“Carnival CEO Lies Low After Crash” is the headline of yesterday morning’s story in the Wall Street Journal that asks, “Where is Micky Arison?”
The story points out how the CEO of the world’s largest cruise ship company “has largely kept himself and Carnival out of the spotlight” since the accident, permitting the CEO of Carnival’s Italian subsidiary Costa Crociere – the company that operated the doomed ship – to be the public spokesperson.
Arison, the story says, is in continuous contact with the Italian company’s executives, and has even Tweeted his personal condolences to victims and assurances that safety measures will be audited company-wide. Otherwise, notes someone identified by the WSJ as a longtime acquaintance, “He wants to distance Carnival from the disaster… If he talks, Carnival is speaking.”

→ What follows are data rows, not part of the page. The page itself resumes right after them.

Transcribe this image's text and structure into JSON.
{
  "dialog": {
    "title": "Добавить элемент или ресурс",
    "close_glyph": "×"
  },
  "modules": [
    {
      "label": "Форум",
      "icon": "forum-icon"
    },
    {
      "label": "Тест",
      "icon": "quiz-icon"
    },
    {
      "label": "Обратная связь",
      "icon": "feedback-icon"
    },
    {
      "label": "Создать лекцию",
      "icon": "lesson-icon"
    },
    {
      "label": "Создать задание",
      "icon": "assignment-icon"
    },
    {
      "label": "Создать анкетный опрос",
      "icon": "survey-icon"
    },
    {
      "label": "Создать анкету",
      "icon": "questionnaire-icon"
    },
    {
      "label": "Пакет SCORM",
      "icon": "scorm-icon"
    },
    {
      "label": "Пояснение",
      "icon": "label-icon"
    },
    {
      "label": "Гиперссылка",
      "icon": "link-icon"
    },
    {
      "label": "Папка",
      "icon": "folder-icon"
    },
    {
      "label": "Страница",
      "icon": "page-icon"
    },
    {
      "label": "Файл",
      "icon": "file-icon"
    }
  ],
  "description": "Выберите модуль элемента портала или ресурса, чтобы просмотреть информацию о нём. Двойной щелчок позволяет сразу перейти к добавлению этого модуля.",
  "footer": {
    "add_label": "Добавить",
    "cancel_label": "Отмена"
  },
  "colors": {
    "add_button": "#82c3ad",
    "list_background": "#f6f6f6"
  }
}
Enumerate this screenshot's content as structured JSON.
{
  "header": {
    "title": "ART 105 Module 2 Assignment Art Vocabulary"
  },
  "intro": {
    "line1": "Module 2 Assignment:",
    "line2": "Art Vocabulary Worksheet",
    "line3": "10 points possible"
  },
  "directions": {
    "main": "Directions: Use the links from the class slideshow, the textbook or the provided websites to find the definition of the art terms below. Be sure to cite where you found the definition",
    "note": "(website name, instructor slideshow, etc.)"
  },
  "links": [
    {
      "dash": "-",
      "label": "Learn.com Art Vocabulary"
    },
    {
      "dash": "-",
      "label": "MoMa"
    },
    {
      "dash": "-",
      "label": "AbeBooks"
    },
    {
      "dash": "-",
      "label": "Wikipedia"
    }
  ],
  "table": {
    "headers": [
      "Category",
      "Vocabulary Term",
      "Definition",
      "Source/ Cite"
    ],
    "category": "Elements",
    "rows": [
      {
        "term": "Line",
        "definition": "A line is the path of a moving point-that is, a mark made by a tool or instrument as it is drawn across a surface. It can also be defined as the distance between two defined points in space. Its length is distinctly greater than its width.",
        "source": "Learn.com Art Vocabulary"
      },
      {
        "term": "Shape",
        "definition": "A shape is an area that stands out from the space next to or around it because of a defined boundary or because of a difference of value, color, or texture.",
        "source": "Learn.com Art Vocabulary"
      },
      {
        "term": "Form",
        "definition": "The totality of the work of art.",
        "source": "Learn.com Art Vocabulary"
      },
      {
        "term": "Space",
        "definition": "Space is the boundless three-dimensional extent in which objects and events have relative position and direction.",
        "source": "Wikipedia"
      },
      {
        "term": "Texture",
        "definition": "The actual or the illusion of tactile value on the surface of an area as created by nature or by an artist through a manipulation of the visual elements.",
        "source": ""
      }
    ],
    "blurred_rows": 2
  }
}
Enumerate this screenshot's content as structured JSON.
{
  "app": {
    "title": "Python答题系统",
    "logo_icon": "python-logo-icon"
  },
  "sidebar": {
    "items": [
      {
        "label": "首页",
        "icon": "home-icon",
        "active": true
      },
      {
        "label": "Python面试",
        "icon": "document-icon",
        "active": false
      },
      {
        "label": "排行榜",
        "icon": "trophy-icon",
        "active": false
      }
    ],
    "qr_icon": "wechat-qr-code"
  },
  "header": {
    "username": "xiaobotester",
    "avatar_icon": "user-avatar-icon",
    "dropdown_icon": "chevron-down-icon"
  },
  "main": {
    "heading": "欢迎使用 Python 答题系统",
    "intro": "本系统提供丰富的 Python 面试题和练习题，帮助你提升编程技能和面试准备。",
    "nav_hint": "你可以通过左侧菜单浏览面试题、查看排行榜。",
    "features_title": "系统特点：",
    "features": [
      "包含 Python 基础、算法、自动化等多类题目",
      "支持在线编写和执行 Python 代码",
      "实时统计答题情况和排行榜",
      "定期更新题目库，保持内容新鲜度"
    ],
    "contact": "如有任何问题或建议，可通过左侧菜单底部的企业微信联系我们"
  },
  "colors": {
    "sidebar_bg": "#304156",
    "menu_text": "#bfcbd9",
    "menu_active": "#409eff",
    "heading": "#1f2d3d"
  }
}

Is this the right strategy? Absolutely! And if you look at the following guidelines for determining if a CEO is the right crisis spokesperson, you’ll agree:
- Is the parent company the target? In this case, the answer is no – it’s the subsidiary. If that changes, and the parent company’s reputation is threatened, the CEO should step into the fray.
- Is the suspected cause of the crisis a systemic problem or an isolated issue? Right now, it appears to be very isolated – perhaps a rogue captain who was distracted by a comely guest? On the other hand, if the cause were clearly a company-wide problem – say a failure to provide adequate training to any of its ship captains – then the CEO should speak up.
- Would having the CEO address the situation unnecessarily turn a minor incident into a larger crisis? This tragedy is already just about as worst-case for a cruise company as one could imagine – so there's no danger of escalating it.
- The flip side is this question: Does not having the CEO be the spokesperson seem like an effort to minimize a very serious crisis? Not in this case; the CEO of the operating company is the right call.
- Is the story staying in the news only because reporters are clamoring to hear from the parent company CEO? Or is the story likely to drag on for awhile on its own steam? Clearly, this story will continue regardless. On the other hand, if a statement from the CEO would stop the story in its tracks, it’s certainly worth considering.
- Finally, who is the right spokesperson? Who is the individual with the right image, attitude, interviewing skills and media training to a) best represent the organization and b) effectively handle the media? It’s hard to say in this case, but it doesn’t appear that the Italian company’s CEO is mishandling the situation, so it seems to be the right call.
I know there are differing viewpoints on if and when a CEO should be the spokesperson in a crisis. What's yours?